The Oak Park Public Library is sticking with its decision to suspend lending out mobile hotspots despite a Massachusetts court order temporarily halting Sprint Corp.’s plan to shut down the WiMAX network used by the hotspots.

“We are staying with our current plan, which is to assess the success of the program and to make a determination about how we’ll resume, especially given that this is just a 90-day injunction,” said Eric Battaglia, the library’s experiences and initiatives manager of digital services. “We made the decision regardless of how this turned out.”

Sprint planned to shut down the outdated broadband network on Nov. 6, but on Nov. 5 a Massachusetts judge ordered Sprint to keep it up for another 90 days. 

Mobile Beacon, a Rhode Island-based nonprofit that supplied the Internet connections the library’s hotspots use, sued Sprint claiming that shutting down the network violated its contract with the telecommunications company.

Sprint aims to move clients like Mobile Beacon to its newer, more advanced LTE network, but has been reluctant to give Mobile Beacon the unlimited data package that it now has on the WiMAX network. 

The Oak Park Public Library began lending the hotpots last winter but ended the program in October because of the impending network shutdown. The Forest Park Public Library and others have resumed lending the hotspots after the injunction was granted. 

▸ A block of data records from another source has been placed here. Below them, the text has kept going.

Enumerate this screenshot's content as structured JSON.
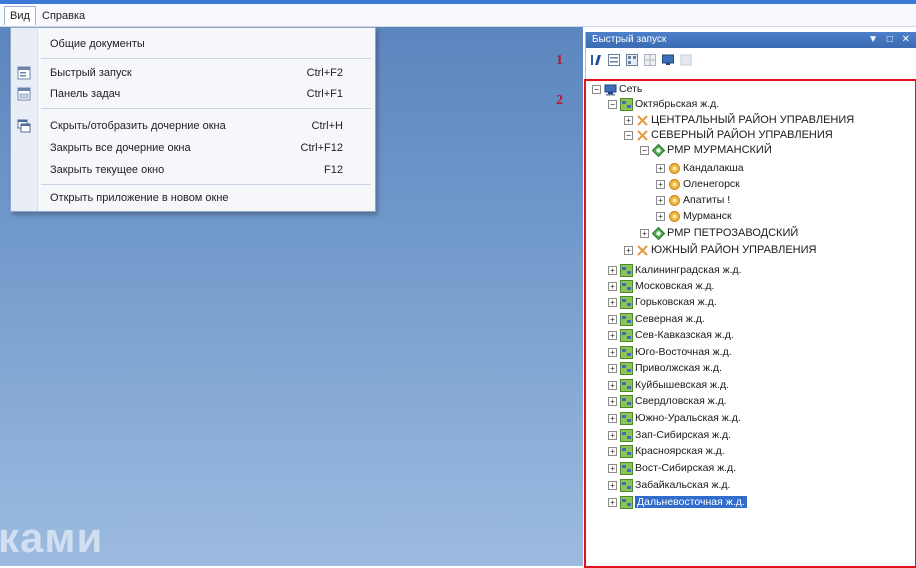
{
  "menubar": {
    "items": [
      {
        "label": "Вид"
      },
      {
        "label": "Справка"
      }
    ]
  },
  "workspace": {
    "watermark": "ками"
  },
  "dropdown": {
    "items": [
      {
        "label": "Общие документы",
        "shortcut": ""
      },
      {
        "label": "Быстрый запуск",
        "shortcut": "Ctrl+F2",
        "icon": "quick-launch-icon"
      },
      {
        "label": "Панель задач",
        "shortcut": "Ctrl+F1",
        "icon": "taskbar-icon"
      },
      {
        "label": "Скрыть/отобразить дочерние окна",
        "shortcut": "Ctrl+H",
        "icon": "windows-icon"
      },
      {
        "label": "Закрыть все дочерние окна",
        "shortcut": "Ctrl+F12"
      },
      {
        "label": "Закрыть текущее окно",
        "shortcut": "F12"
      },
      {
        "label": "Открыть приложение в новом окне",
        "shortcut": ""
      }
    ]
  },
  "annotations": {
    "one": "1",
    "two": "2"
  },
  "panel": {
    "title": "Быстрый запуск",
    "title_buttons": "▼ □ ✕"
  },
  "tree": {
    "nodes": [
      {
        "label": "Сеть",
        "expander": "⊟"
      },
      {
        "label": "Октябрьская ж.д.",
        "expander": "⊟"
      },
      {
        "label": "ЦЕНТРАЛЬНЫЙ РАЙОН УПРАВЛЕНИЯ",
        "expander": "⊞"
      },
      {
        "label": "СЕВЕРНЫЙ РАЙОН УПРАВЛЕНИЯ",
        "expander": "⊟"
      },
      {
        "label": "РМР МУРМАНСКИЙ",
        "expander": "⊟"
      },
      {
        "label": "Кандалакша",
        "expander": "⊞"
      },
      {
        "label": "Оленегорск",
        "expander": "⊞"
      },
      {
        "label": "Апатиты !",
        "expander": "⊞"
      },
      {
        "label": "Мурманск",
        "expander": "⊞"
      },
      {
        "label": "РМР ПЕТРОЗАВОДСКИЙ",
        "expander": "⊞"
      },
      {
        "label": "ЮЖНЫЙ РАЙОН УПРАВЛЕНИЯ",
        "expander": "⊞"
      },
      {
        "label": "Калининградская ж.д.",
        "expander": "⊞"
      },
      {
        "label": "Московская ж.д.",
        "expander": "⊞"
      },
      {
        "label": "Горьковская ж.д.",
        "expander": "⊞"
      },
      {
        "label": "Северная ж.д.",
        "expander": "⊞"
      },
      {
        "label": "Сев-Кавказская ж.д.",
        "expander": "⊞"
      },
      {
        "label": "Юго-Восточная ж.д.",
        "expander": "⊞"
      },
      {
        "label": "Приволжская ж.д.",
        "expander": "⊞"
      },
      {
        "label": "Куйбышевская ж.д.",
        "expander": "⊞"
      },
      {
        "label": "Свердловская ж.д.",
        "expander": "⊞"
      },
      {
        "label": "Южно-Уральская ж.д.",
        "expander": "⊞"
      },
      {
        "label": "Зап-Сибирская ж.д.",
        "expander": "⊞"
      },
      {
        "label": "Красноярская ж.д.",
        "expander": "⊞"
      },
      {
        "label": "Вост-Сибирская ж.д.",
        "expander": "⊞"
      },
      {
        "label": "Забайкальская ж.д.",
        "expander": "⊞"
      },
      {
        "label": "Дальневосточная ж.д.",
        "expander": "⊞"
      }
    ],
    "selected_label": "Дальневосточная ж.д."
  },
  "colors": {
    "accent": "#3c7ad6",
    "highlight_border": "#e3121f",
    "annotation": "#c0122a",
    "selection": "#2f6ccc"
  }
}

“We stand by the decision to keep the hotspots out of circulation because our understanding is that this is only a 90-day injunction, meaning we don’t have an actual solution,” said Jodi Kolo, the Oak Park Public Library’s manager of communication services.

—Bob Skolnik

Join the discussion on social media!